+++ EXERCISE INPUT +++

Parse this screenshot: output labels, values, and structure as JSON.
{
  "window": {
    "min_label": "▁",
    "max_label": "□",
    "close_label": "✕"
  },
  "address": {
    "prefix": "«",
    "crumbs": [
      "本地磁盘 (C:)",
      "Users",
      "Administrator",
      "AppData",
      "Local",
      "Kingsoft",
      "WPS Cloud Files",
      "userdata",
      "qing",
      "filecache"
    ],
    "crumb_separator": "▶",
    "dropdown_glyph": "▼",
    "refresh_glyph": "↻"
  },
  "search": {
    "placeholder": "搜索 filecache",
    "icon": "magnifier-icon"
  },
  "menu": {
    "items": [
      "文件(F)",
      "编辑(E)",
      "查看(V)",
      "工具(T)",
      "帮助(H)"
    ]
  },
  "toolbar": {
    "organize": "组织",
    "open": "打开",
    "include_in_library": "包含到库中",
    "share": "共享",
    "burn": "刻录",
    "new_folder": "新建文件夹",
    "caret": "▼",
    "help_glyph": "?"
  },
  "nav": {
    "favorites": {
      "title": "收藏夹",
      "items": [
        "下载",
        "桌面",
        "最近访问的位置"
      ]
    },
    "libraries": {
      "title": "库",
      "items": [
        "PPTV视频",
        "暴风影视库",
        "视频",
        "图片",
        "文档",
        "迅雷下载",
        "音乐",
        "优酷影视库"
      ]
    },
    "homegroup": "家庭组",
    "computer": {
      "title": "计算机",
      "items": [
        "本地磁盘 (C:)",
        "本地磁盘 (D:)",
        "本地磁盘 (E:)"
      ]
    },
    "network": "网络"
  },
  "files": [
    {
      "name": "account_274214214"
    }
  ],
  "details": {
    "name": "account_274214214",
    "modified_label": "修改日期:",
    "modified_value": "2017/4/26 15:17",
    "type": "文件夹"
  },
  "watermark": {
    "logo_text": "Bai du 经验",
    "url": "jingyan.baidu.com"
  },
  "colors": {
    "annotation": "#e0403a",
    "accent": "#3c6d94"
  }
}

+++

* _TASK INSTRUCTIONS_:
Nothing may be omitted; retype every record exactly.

* _TASK RESPONSE_:
Parse this screenshot: output labels, values, and structure as JSON.
{
  "window": {
    "min_label": "▁",
    "max_label": "□",
    "close_label": "✕"
  },
  "address": {
    "prefix": "«",
    "crumbs": [
      "本地磁盘 (C:)",
      "Users",
      "Administrator",
      "AppData",
      "Local",
      "Kingsoft",
      "WPS Cloud Files",
      "userdata",
      "qing",
      "filecache"
    ],
    "crumb_separator": "▶",
    "dropdown_glyph": "▼",
    "refresh_glyph": "↻"
  },
  "search": {
    "placeholder": "搜索 filecache",
    "icon": "magnifier-icon"
  },
  "menu": {
    "items": [
      "文件(F)",
      "编辑(E)",
      "查看(V)",
      "工具(T)",
      "帮助(H)"
    ]
  },
  "toolbar": {
    "organize": "组织",
    "open": "打开",
    "include_in_library": "包含到库中",
    "share": "共享",
    "burn": "刻录",
    "new_folder": "新建文件夹",
    "caret": "▼",
    "help_glyph": "?"
  },
  "nav": {
    "favorites": {
      "title": "收藏夹",
      "items": [
        "下载",
        "桌面",
        "最近访问的位置"
      ]
    },
    "libraries": {
      "title": "库",
      "items": [
        "PPTV视频",
        "暴风影视库",
        "视频",
        "图片",
        "文档",
        "迅雷下载",
        "音乐",
        "优酷影视库"
      ]
    },
    "homegroup": "家庭组",
    "computer": {
      "title": "计算机",
      "items": [
        "本地磁盘 (C:)",
        "本地磁盘 (D:)",
        "本地磁盘 (E:)"
      ]
    },
    "network": "网络"
  },
  "files": [
    {
      "name": "account_274214214"
    }
  ],
  "details": {
    "name": "account_274214214",
    "modified_label": "修改日期:",
    "modified_value": "2017/4/26 15:17",
    "type": "文件夹"
  },
  "watermark": {
    "logo_text": "Bai du 经验",
    "url": "jingyan.baidu.com"
  },
  "colors": {
    "annotation": "#e0403a",
    "accent": "#3c6d94"
  }
}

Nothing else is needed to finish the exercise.